The word they are chanting is "resignation".
Public fury has erupted in Tehran piling pressure on Iran's leadership after the military admitted mistakenly shooting down a Ukrainian airliner.
All 176 on board were killed in Wednesday's (January 8) missile strike, and many were Iranians.
Relatives and friends of those who died held a vigil outside a Tehran university on Saturday (January 11).
(SOUNDBITE) (Farsi) UNIDENTIFIED FEMALE RELATIVE OF PLANE CRASH VICTIM, SAYING:
"Our children were killed in the sky. That's why we gathered together here. Where do we go?"
By the end of the day the protests had spread - riot police firing teargas at thousands on the streets in the capital and a host of other cities.
Some chanted "death to the dictator", directing their anger at Iran's top authority Ayatollah Ali Khamenei.
On Sunday (January 12), Tehran residents said police had stepped up their presence.
But the criticism is not only coming from the public: at least two moderate newspapers said those responsible for the tragedy should resign.
While criticism of the authorities is not unusual in Iran, it tends to stay in narrow boundaries.
But the press attacks and public outcry add to challenges already facing Iran's establishment, which in November saw the country's bloodiest unrest since the 1979 Islamic Revolution.
Authorities had vigorously denied responsibility for downing the plane, prior to Saturday's volte face from commanders of the elite Revolutionary Guard.
Iranian officials have sought to portray the plane disaster as a second blow to a mourning nation.
That's after the U.S. drone strike that killed top Iranian commander Qassam Soleimani, prompting an Iranian retaliation and the atmosphere of high alert in which the plane was shot down.
Soleimani's funeral had prompted huge public gatherings, which authorities described as a display of national unity.
But such emotions have been quickly overshadowed and on Saturday some protesters tore up pictures of the slain general.
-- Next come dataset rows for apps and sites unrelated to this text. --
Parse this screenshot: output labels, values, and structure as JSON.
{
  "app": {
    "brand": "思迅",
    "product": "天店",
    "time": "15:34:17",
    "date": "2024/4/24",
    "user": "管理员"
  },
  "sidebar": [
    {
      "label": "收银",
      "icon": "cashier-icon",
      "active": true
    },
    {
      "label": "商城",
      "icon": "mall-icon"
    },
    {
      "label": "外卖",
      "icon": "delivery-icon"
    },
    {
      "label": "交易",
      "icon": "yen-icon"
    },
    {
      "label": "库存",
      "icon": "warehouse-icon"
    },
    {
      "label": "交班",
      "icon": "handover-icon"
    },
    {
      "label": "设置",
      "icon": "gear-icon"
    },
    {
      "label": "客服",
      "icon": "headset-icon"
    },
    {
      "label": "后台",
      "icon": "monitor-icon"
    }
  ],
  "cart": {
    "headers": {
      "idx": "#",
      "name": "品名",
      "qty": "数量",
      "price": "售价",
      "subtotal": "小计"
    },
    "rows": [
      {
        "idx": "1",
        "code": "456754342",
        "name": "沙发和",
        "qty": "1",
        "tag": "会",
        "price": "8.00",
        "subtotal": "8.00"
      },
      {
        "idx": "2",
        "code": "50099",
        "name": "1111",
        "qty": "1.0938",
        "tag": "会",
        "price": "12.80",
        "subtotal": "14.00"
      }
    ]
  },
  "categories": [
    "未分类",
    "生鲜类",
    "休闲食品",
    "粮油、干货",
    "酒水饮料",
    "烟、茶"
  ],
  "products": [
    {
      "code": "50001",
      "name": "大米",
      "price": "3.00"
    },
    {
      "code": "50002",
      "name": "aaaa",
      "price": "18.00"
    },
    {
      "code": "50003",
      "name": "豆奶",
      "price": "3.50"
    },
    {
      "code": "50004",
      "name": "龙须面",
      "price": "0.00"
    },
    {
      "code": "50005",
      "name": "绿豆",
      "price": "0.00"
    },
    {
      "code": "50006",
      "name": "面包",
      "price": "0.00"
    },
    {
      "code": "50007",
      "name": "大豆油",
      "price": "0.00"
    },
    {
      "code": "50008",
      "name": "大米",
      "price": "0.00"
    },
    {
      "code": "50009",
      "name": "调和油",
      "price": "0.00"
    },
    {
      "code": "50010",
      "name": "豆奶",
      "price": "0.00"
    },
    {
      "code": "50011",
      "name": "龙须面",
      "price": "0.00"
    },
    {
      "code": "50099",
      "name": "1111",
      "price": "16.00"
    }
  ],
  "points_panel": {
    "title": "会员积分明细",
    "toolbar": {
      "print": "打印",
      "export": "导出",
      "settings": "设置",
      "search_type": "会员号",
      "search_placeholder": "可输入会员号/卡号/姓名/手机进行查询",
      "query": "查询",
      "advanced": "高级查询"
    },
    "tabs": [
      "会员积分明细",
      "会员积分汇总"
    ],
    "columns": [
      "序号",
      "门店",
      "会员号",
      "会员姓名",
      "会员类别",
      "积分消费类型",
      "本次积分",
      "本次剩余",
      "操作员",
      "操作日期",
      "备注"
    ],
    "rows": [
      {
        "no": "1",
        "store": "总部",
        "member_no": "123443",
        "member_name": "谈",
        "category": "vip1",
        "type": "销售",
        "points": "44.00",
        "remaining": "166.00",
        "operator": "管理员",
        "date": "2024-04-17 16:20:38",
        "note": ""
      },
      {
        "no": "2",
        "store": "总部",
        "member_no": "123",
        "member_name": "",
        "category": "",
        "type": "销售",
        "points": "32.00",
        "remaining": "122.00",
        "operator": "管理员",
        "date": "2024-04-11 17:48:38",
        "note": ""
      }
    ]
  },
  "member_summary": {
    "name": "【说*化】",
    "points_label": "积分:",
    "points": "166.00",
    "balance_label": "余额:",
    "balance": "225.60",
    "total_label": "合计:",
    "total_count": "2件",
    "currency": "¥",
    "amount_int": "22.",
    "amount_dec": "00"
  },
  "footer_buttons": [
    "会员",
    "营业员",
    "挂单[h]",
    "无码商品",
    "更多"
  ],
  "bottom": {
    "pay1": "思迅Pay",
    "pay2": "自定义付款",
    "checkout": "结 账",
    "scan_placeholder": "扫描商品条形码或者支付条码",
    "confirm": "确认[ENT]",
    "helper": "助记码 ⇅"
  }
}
As the protests spread, U.S. President Donald Trump took to Twitter - posting in English and Farsi that "we are following your protests closely, and are inspired by your courage."